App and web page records
# # # # #
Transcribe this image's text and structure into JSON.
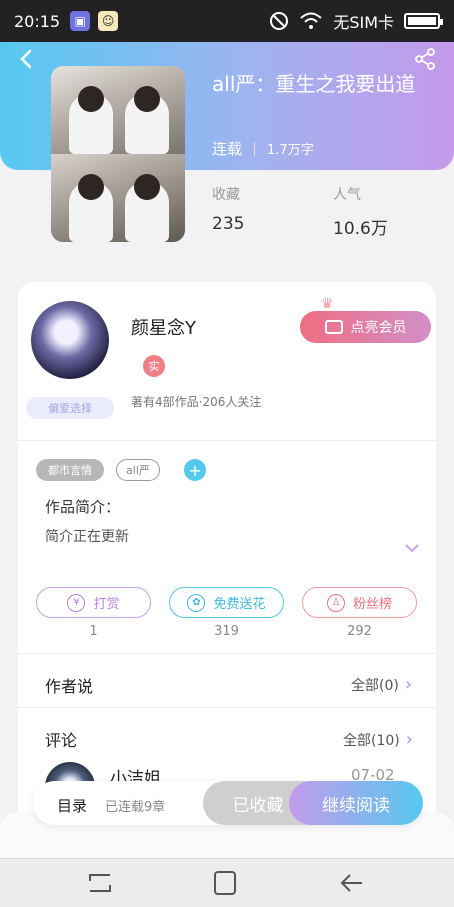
{
  "status_bar": {
    "time": "20:15",
    "carrier": "无SIM卡"
  },
  "book": {
    "title": "all严：重生之我要出道",
    "status": "连载",
    "word_count": "1.7万字",
    "stats": [
      {
        "label": "收藏",
        "value": "235"
      },
      {
        "label": "人气",
        "value": "10.6万"
      }
    ]
  },
  "author": {
    "name": "颜星念Y",
    "real_badge": "实",
    "info": "著有4部作品·206人关注",
    "cute_badge": "偏爱选择",
    "vip_button": "点亮会员"
  },
  "tags": [
    "都市言情",
    "all严"
  ],
  "intro": {
    "title": "作品简介：",
    "body": "简介正在更新"
  },
  "actions": [
    {
      "label": "打赏",
      "count": "1",
      "icon": "¥"
    },
    {
      "label": "免费送花",
      "count": "319",
      "icon": "✿"
    },
    {
      "label": "粉丝榜",
      "count": "292",
      "icon": "♙"
    }
  ],
  "author_says": {
    "title": "作者说",
    "more": "全部(0)"
  },
  "comments": {
    "title": "评论",
    "more": "全部(10)",
    "first": {
      "name": "小洁姐",
      "date": "07-02"
    }
  },
  "read_bar": {
    "toc": "目录",
    "chapters": "已连载9章",
    "saved": "已收藏",
    "continue": "继续阅读"
  },
  "colors": {
    "header_gradient_start": "#55c9f1",
    "header_gradient_end": "#c59aeb",
    "vip_pink": "#f06e82",
    "accent_purple": "#b884e0",
    "accent_blue": "#3fb8e3"
  }
}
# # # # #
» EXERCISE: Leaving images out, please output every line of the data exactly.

» RESULT OF THE EXERCISE:
Transcribe this image's text and structure into JSON.
{
  "status_bar": {
    "time": "20:15",
    "carrier": "无SIM卡"
  },
  "book": {
    "title": "all严：重生之我要出道",
    "status": "连载",
    "word_count": "1.7万字",
    "stats": [
      {
        "label": "收藏",
        "value": "235"
      },
      {
        "label": "人气",
        "value": "10.6万"
      }
    ]
  },
  "author": {
    "name": "颜星念Y",
    "real_badge": "实",
    "info": "著有4部作品·206人关注",
    "cute_badge": "偏爱选择",
    "vip_button": "点亮会员"
  },
  "tags": [
    "都市言情",
    "all严"
  ],
  "intro": {
    "title": "作品简介：",
    "body": "简介正在更新"
  },
  "actions": [
    {
      "label": "打赏",
      "count": "1",
      "icon": "¥"
    },
    {
      "label": "免费送花",
      "count": "319",
      "icon": "✿"
    },
    {
      "label": "粉丝榜",
      "count": "292",
      "icon": "♙"
    }
  ],
  "author_says": {
    "title": "作者说",
    "more": "全部(0)"
  },
  "comments": {
    "title": "评论",
    "more": "全部(10)",
    "first": {
      "name": "小洁姐",
      "date": "07-02"
    }
  },
  "read_bar": {
    "toc": "目录",
    "chapters": "已连载9章",
    "saved": "已收藏",
    "continue": "继续阅读"
  },
  "colors": {
    "header_gradient_start": "#55c9f1",
    "header_gradient_end": "#c59aeb",
    "vip_pink": "#f06e82",
    "accent_purple": "#b884e0",
    "accent_blue": "#3fb8e3"
  }
}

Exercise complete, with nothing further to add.